  • A fairly generic QM EoS

    Model-independent parameterization:

    ε(p) = εtrans+∆ε + c −2 QM(p − pcrit)

    ε0,QM

    εtrans

    ptrans

    cQM-2Slope = Matter Quark

    Matter Nuclear

    Δε

    En er

    gy D

    en si

    ty

    Pressure

    Zdunik, Haensel, arXiv:1211.1231

    Alford, Han, Prakash, arXiv:1302.4732

    QM EoS params: ptrans/εtrans, ∆ε/εtrans, c 2 QM

  • Constraints on QM EoS from max mass ε(p) = εtrans+∆ε + c

    −2 QM(p − pcrit)

    QM + Soft Nuclear Matter

    2.3 M๏

    2. 1M

    2.0M๏

    ntrans=2.0n0 (ptrans/εtrans=0.04) ntrans=4.0n0 (ptrans/εtrans=0.2)

    2.2M๏

    2.0M๏

    c Q M

    2

    0.3

    0.4

    0.5

    0.6

    0.7

    0.8

    0.9

    1

    Δε/εtrans = λ-1 0 0.2 0.4 0.6 0.8 1

    QM + Hard Nuclear Matter

    2.4M๏ 2.2M๏

    2. 0M

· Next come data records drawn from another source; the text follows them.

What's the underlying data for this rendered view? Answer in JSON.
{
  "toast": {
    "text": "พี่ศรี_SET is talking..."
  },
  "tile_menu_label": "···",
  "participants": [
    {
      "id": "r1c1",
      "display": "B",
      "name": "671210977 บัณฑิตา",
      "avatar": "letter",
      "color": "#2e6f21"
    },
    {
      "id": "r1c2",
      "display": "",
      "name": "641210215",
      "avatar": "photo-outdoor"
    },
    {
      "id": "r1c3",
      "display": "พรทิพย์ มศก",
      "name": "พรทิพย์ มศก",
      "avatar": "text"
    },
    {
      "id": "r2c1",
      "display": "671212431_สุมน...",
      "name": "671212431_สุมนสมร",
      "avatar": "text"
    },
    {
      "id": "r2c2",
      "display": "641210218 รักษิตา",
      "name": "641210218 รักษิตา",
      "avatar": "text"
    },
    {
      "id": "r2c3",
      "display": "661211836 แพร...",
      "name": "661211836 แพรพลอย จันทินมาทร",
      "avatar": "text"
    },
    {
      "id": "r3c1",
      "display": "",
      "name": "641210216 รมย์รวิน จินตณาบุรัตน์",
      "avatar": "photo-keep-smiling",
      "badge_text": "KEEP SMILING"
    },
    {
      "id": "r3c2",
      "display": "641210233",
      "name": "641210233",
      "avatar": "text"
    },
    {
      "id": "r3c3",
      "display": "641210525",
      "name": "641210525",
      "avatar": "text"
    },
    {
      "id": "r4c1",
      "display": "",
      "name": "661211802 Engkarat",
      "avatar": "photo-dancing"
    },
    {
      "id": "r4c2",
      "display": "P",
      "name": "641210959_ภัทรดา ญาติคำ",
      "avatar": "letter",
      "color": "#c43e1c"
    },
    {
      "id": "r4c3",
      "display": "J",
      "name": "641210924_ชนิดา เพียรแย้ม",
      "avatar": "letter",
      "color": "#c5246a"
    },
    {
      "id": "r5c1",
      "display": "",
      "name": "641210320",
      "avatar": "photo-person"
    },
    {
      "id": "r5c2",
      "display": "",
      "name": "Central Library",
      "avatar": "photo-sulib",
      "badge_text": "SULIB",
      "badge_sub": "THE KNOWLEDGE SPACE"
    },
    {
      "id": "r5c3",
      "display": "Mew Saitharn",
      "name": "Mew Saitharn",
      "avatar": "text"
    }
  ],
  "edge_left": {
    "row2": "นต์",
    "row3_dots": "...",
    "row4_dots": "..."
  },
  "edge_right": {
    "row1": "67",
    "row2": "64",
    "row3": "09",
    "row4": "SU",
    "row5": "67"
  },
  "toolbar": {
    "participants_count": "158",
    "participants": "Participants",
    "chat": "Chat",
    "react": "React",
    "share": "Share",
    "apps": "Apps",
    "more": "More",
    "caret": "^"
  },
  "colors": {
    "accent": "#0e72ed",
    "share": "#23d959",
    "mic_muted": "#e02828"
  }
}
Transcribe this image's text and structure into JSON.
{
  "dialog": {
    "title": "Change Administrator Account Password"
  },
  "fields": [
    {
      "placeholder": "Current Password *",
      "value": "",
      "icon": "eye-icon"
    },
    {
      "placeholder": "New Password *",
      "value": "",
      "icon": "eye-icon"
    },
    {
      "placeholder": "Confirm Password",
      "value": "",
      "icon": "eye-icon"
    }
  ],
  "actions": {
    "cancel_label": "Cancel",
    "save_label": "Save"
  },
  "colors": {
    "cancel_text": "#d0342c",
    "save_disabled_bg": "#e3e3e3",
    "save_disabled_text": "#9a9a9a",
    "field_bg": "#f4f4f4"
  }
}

    ntrans=1.5n0 (ptrans/εtrans=0.1) ntrans=2.0n0 (ptrans/εtrans=0.17)

    2. 4M

    2. 2M

    2.0M๏